■ Work to complete ■
The answer must repeat every record exactly, with no pictures in it.

*** Begin section ***

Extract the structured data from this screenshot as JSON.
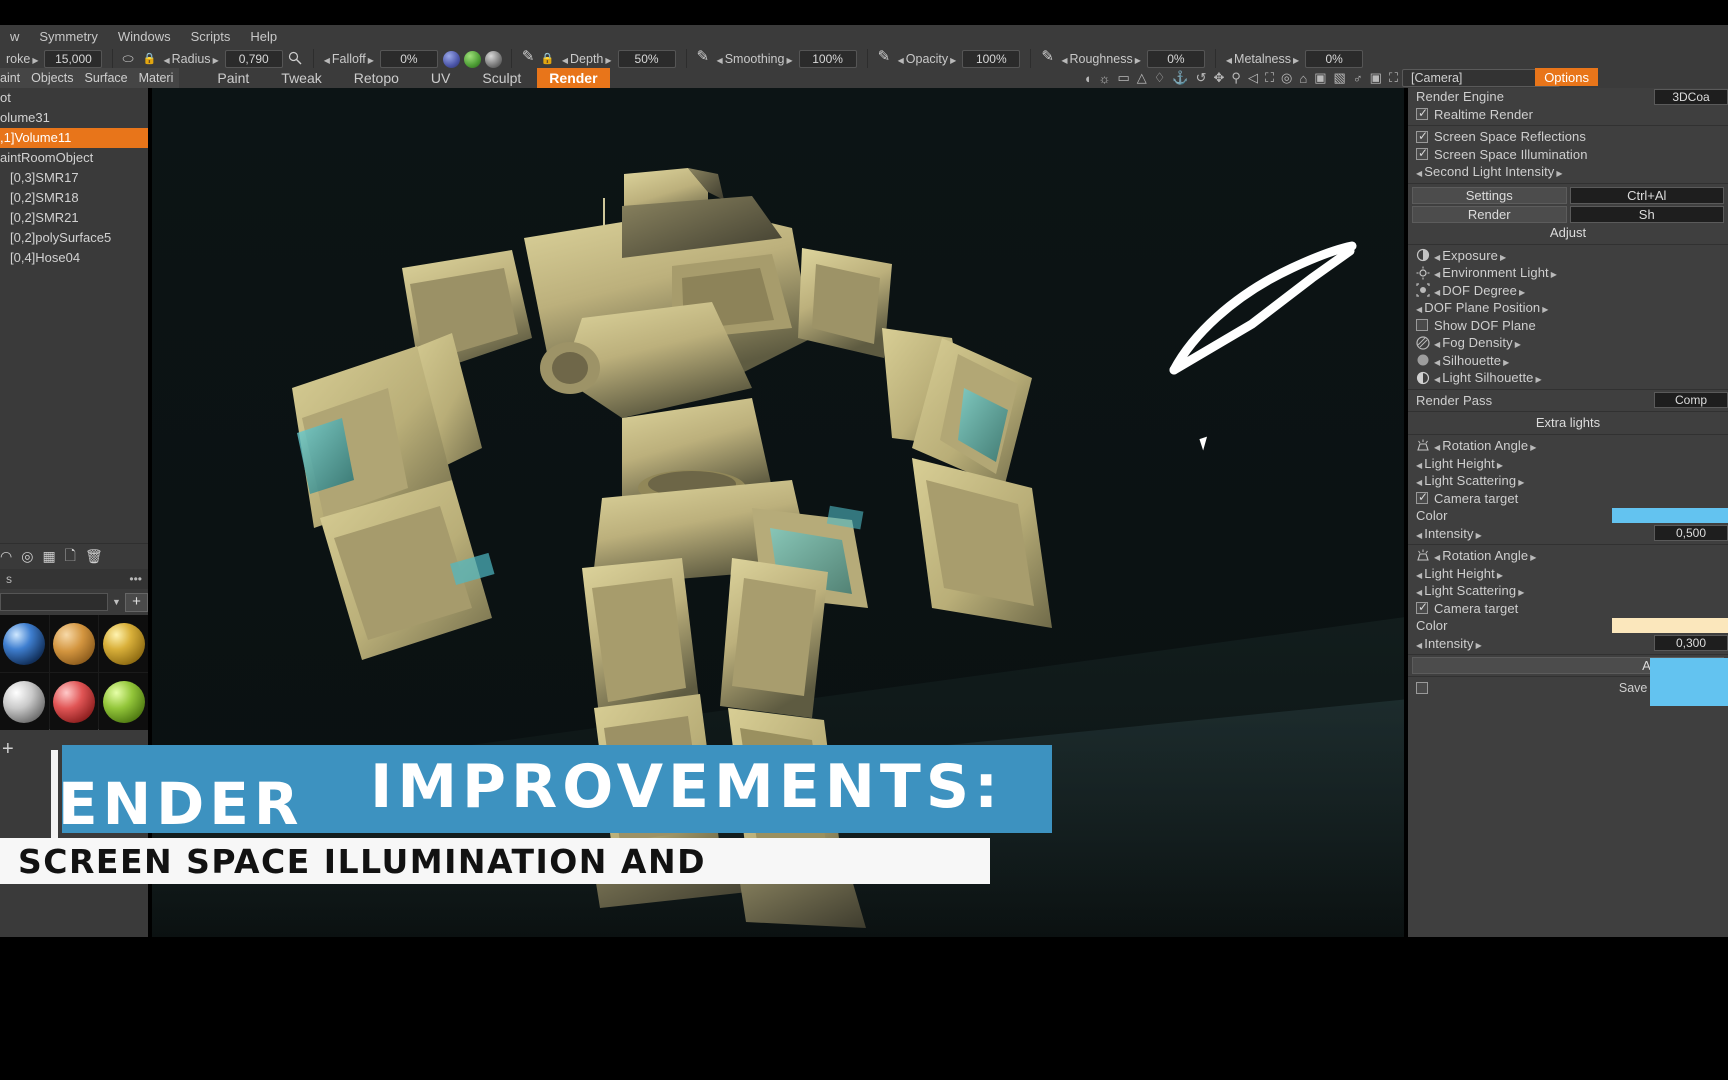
{
  "menubar": {
    "items": [
      "w",
      "Symmetry",
      "Windows",
      "Scripts",
      "Help"
    ]
  },
  "toolbar": {
    "stroke_label": "roke",
    "stroke_value": "15,000",
    "radius_label": "Radius",
    "radius_value": "0,790",
    "falloff_label": "Falloff",
    "falloff_value": "0%",
    "depth_label": "Depth",
    "depth_value": "50%",
    "smoothing_label": "Smoothing",
    "smoothing_value": "100%",
    "opacity_label": "Opacity",
    "opacity_value": "100%",
    "roughness_label": "Roughness",
    "roughness_value": "0%",
    "metalness_label": "Metalness",
    "metalness_value": "0%"
  },
  "roombar": {
    "left_caps": [
      "aint",
      "Objects",
      "Surface",
      "Materi"
    ],
    "tabs": [
      {
        "label": "Paint",
        "active": false
      },
      {
        "label": "Tweak",
        "active": false
      },
      {
        "label": "Retopo",
        "active": false
      },
      {
        "label": "UV",
        "active": false
      },
      {
        "label": "Sculpt",
        "active": false
      },
      {
        "label": "Render",
        "active": true
      }
    ],
    "camera_selector": "[Camera]",
    "options_tab": "Options"
  },
  "left_panel": {
    "objects": [
      {
        "label": "ot",
        "selected": false,
        "indent": false
      },
      {
        "label": "olume31",
        "selected": false,
        "indent": false
      },
      {
        "label": ",1]Volume11",
        "selected": true,
        "indent": false
      },
      {
        "label": "aintRoomObject",
        "selected": false,
        "indent": false
      },
      {
        "label": "[0,3]SMR17",
        "selected": false,
        "indent": true
      },
      {
        "label": "[0,2]SMR18",
        "selected": false,
        "indent": true
      },
      {
        "label": "[0,2]SMR21",
        "selected": false,
        "indent": true
      },
      {
        "label": "[0,2]polySurface5",
        "selected": false,
        "indent": true
      },
      {
        "label": "[0,4]Hose04",
        "selected": false,
        "indent": true
      }
    ],
    "tool_icons": [
      "split-icon",
      "pivot-icon",
      "grid-icon",
      "clear-file-icon",
      "trash-icon"
    ],
    "materials_header": "s",
    "materials_more": "•••",
    "search_placeholder": "",
    "search_value": "",
    "add_button": "+",
    "material_swatches": [
      "blue-material",
      "orange-material",
      "gold-material",
      "white-material",
      "red-material",
      "green-material"
    ],
    "add_layer": "+"
  },
  "right_panel": {
    "render_engine_label": "Render Engine",
    "render_engine_value": "3DCoa",
    "realtime_render_label": "Realtime Render",
    "realtime_render_checked": true,
    "ssr_label": "Screen Space Reflections",
    "ssr_checked": true,
    "ssi_label": "Screen Space Illumination",
    "ssi_checked": true,
    "second_light_intensity_label": "Second Light Intensity",
    "settings_button": "Settings",
    "settings_shortcut": "Ctrl+Al",
    "render_button": "Render",
    "render_shortcut": "Sh",
    "adjust_label": "Adjust",
    "exposure_label": "Exposure",
    "environment_light_label": "Environment  Light",
    "dof_degree_label": "DOF  Degree",
    "dof_plane_position_label": "DOF  Plane  Position",
    "show_dof_plane_label": "Show  DOF  Plane",
    "show_dof_plane_checked": false,
    "fog_density_label": "Fog  Density",
    "silhouette_label": "Silhouette",
    "light_silhouette_label": "Light  Silhouette",
    "render_pass_label": "Render Pass",
    "render_pass_value": "Comp",
    "extra_lights_label": "Extra  lights",
    "lights": [
      {
        "rotation_angle_label": "Rotation  Angle",
        "light_height_label": "Light  Height",
        "light_scattering_label": "Light  Scattering",
        "camera_target_label": "Camera  target",
        "camera_target_checked": true,
        "color_label": "Color",
        "color_value": "#63c3f0",
        "intensity_label": "Intensity",
        "intensity_value": "0,500"
      },
      {
        "rotation_angle_label": "Rotation  Angle",
        "light_height_label": "Light  Height",
        "light_scattering_label": "Light  Scattering",
        "camera_target_label": "Camera  target",
        "camera_target_checked": true,
        "color_label": "Color",
        "color_value": "#fbe7bc",
        "intensity_label": "Intensity",
        "intensity_value": "0,300"
      }
    ],
    "add_light_button": "Add  Light",
    "save_settings_label": "Save  Settings",
    "save_settings_checked": false
  },
  "overlay": {
    "slide_in_word": "ENDER",
    "title": "IMPROVEMENTS:",
    "subtitle": "SCREEN SPACE ILLUMINATION AND",
    "accent_color": "#3d92c0",
    "subtitle_bg": "#f7f7f7"
  }
}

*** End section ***

■ Output below ■
Extract the structured data from this screenshot as JSON.
{
  "menubar": {
    "items": [
      "w",
      "Symmetry",
      "Windows",
      "Scripts",
      "Help"
    ]
  },
  "toolbar": {
    "stroke_label": "roke",
    "stroke_value": "15,000",
    "radius_label": "Radius",
    "radius_value": "0,790",
    "falloff_label": "Falloff",
    "falloff_value": "0%",
    "depth_label": "Depth",
    "depth_value": "50%",
    "smoothing_label": "Smoothing",
    "smoothing_value": "100%",
    "opacity_label": "Opacity",
    "opacity_value": "100%",
    "roughness_label": "Roughness",
    "roughness_value": "0%",
    "metalness_label": "Metalness",
    "metalness_value": "0%"
  },
  "roombar": {
    "left_caps": [
      "aint",
      "Objects",
      "Surface",
      "Materi"
    ],
    "tabs": [
      {
        "label": "Paint",
        "active": false
      },
      {
        "label": "Tweak",
        "active": false
      },
      {
        "label": "Retopo",
        "active": false
      },
      {
        "label": "UV",
        "active": false
      },
      {
        "label": "Sculpt",
        "active": false
      },
      {
        "label": "Render",
        "active": true
      }
    ],
    "camera_selector": "[Camera]",
    "options_tab": "Options"
  },
  "left_panel": {
    "objects": [
      {
        "label": "ot",
        "selected": false,
        "indent": false
      },
      {
        "label": "olume31",
        "selected": false,
        "indent": false
      },
      {
        "label": ",1]Volume11",
        "selected": true,
        "indent": false
      },
      {
        "label": "aintRoomObject",
        "selected": false,
        "indent": false
      },
      {
        "label": "[0,3]SMR17",
        "selected": false,
        "indent": true
      },
      {
        "label": "[0,2]SMR18",
        "selected": false,
        "indent": true
      },
      {
        "label": "[0,2]SMR21",
        "selected": false,
        "indent": true
      },
      {
        "label": "[0,2]polySurface5",
        "selected": false,
        "indent": true
      },
      {
        "label": "[0,4]Hose04",
        "selected": false,
        "indent": true
      }
    ],
    "tool_icons": [
      "split-icon",
      "pivot-icon",
      "grid-icon",
      "clear-file-icon",
      "trash-icon"
    ],
    "materials_header": "s",
    "materials_more": "•••",
    "search_placeholder": "",
    "search_value": "",
    "add_button": "+",
    "material_swatches": [
      "blue-material",
      "orange-material",
      "gold-material",
      "white-material",
      "red-material",
      "green-material"
    ],
    "add_layer": "+"
  },
  "right_panel": {
    "render_engine_label": "Render Engine",
    "render_engine_value": "3DCoa",
    "realtime_render_label": "Realtime Render",
    "realtime_render_checked": true,
    "ssr_label": "Screen Space Reflections",
    "ssr_checked": true,
    "ssi_label": "Screen Space Illumination",
    "ssi_checked": true,
    "second_light_intensity_label": "Second Light Intensity",
    "settings_button": "Settings",
    "settings_shortcut": "Ctrl+Al",
    "render_button": "Render",
    "render_shortcut": "Sh",
    "adjust_label": "Adjust",
    "exposure_label": "Exposure",
    "environment_light_label": "Environment  Light",
    "dof_degree_label": "DOF  Degree",
    "dof_plane_position_label": "DOF  Plane  Position",
    "show_dof_plane_label": "Show  DOF  Plane",
    "show_dof_plane_checked": false,
    "fog_density_label": "Fog  Density",
    "silhouette_label": "Silhouette",
    "light_silhouette_label": "Light  Silhouette",
    "render_pass_label": "Render Pass",
    "render_pass_value": "Comp",
    "extra_lights_label": "Extra  lights",
    "lights": [
      {
        "rotation_angle_label": "Rotation  Angle",
        "light_height_label": "Light  Height",
        "light_scattering_label": "Light  Scattering",
        "camera_target_label": "Camera  target",
        "camera_target_checked": true,
        "color_label": "Color",
        "color_value": "#63c3f0",
        "intensity_label": "Intensity",
        "intensity_value": "0,500"
      },
      {
        "rotation_angle_label": "Rotation  Angle",
        "light_height_label": "Light  Height",
        "light_scattering_label": "Light  Scattering",
        "camera_target_label": "Camera  target",
        "camera_target_checked": true,
        "color_label": "Color",
        "color_value": "#fbe7bc",
        "intensity_label": "Intensity",
        "intensity_value": "0,300"
      }
    ],
    "add_light_button": "Add  Light",
    "save_settings_label": "Save  Settings",
    "save_settings_checked": false
  },
  "overlay": {
    "slide_in_word": "ENDER",
    "title": "IMPROVEMENTS:",
    "subtitle": "SCREEN SPACE ILLUMINATION AND",
    "accent_color": "#3d92c0",
    "subtitle_bg": "#f7f7f7"
  }
}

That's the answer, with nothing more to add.